Add to that number the other conduits in the same row, on the same side of the box (18 + 2 + 2 = 22). The minimum length required for the “X” dimension is 22 inches. Because the raceways entering the top are not the same as the side of the box, a separate calculation is required.

Since the largest trade size conduit is 4 inches, multiply four by six (4 × 6 = 24). Add the other conduits in the same row, on the same side of the box, to that number (24 + 3 + 2 = 29). The minimum length required for the “Y” dimension is 29 inches (see Figure 4).

Raceways can be installed in more than one row in junction or pull boxes. In this type of installation, it is not necessary to include all the raceways into one calculation. Where two or more rows of raceways enter a box, calculate each row individually. The single row that requires the maximum distance is the minimum length for dimension being calculated.

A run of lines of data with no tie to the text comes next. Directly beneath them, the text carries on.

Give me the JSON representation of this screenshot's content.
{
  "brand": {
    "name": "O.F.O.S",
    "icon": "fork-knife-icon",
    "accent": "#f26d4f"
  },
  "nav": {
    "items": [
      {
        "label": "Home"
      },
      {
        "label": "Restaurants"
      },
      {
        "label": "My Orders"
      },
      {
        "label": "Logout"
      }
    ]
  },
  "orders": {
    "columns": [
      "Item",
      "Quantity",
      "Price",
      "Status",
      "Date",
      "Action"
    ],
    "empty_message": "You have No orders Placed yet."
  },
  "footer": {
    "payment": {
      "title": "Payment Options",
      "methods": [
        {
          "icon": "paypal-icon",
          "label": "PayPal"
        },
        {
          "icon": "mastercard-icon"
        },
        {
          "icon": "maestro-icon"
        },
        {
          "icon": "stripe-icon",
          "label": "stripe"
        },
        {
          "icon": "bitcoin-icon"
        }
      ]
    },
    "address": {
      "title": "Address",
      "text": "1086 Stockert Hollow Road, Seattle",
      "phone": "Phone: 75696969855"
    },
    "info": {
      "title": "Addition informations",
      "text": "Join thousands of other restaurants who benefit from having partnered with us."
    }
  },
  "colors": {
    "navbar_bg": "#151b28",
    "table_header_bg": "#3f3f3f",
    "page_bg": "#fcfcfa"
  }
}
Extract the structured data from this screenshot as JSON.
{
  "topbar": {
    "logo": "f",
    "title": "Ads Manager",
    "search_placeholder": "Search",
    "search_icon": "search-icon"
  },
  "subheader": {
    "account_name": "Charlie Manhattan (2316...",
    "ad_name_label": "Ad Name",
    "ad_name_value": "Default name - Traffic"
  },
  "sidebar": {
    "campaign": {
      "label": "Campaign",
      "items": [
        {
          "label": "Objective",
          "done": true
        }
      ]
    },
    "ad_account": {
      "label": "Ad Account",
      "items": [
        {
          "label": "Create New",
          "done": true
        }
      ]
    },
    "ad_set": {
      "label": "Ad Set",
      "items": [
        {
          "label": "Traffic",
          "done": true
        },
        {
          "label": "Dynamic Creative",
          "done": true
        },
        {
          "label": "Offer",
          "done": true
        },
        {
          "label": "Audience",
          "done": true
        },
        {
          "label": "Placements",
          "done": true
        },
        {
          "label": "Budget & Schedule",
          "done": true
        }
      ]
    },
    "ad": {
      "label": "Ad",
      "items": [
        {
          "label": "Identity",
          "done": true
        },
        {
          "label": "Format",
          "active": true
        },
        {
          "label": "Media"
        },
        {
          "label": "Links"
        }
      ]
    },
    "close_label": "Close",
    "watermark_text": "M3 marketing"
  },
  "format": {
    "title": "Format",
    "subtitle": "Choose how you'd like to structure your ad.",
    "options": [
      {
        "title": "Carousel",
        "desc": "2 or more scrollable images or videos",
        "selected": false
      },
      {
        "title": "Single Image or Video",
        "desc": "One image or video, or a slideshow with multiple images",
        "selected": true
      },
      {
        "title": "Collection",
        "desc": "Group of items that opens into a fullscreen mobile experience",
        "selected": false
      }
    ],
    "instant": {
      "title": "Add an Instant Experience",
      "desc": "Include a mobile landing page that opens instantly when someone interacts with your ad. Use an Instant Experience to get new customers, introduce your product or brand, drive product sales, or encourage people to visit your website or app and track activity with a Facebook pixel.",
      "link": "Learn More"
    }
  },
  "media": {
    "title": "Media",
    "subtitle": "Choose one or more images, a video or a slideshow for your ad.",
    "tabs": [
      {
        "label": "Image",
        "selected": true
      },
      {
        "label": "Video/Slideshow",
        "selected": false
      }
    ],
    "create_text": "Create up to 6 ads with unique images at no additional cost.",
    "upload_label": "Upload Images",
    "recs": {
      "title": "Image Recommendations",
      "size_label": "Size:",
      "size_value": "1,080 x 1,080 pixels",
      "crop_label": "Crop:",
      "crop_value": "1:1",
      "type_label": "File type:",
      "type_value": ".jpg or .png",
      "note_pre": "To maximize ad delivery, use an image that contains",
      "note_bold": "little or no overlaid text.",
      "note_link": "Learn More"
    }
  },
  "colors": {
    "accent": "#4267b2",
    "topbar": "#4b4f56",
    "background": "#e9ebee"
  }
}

For example, a junction box has two rows of raceways on the right side and two rows on top. All the pulls in the box will be angle pulls. At the top of the box, the front row has four conduits and the back row has five conduits. On the right side of the box, the front row has four conduits and the back row has three conduits.

Although the top has nine raceways, all nine are not included in one calculation. The same can be said for the right side. It is not necessary to include all eight raceways into one calculation (see Figure 5).

Next month’s Code in Focus continues the discussion of pull and junction box calculations. **EC**

**MILLER**, owner of Lighthouse Educational Services, teaches classes and seminars on the electrical industry. He is the author of “Illustrated Guide to the National Electrical Code” and NFPA’s “Electrical Reference.” He can be reached at 615.333-3336, charles@charlesRmiller.com or www.charlesRmiller.com.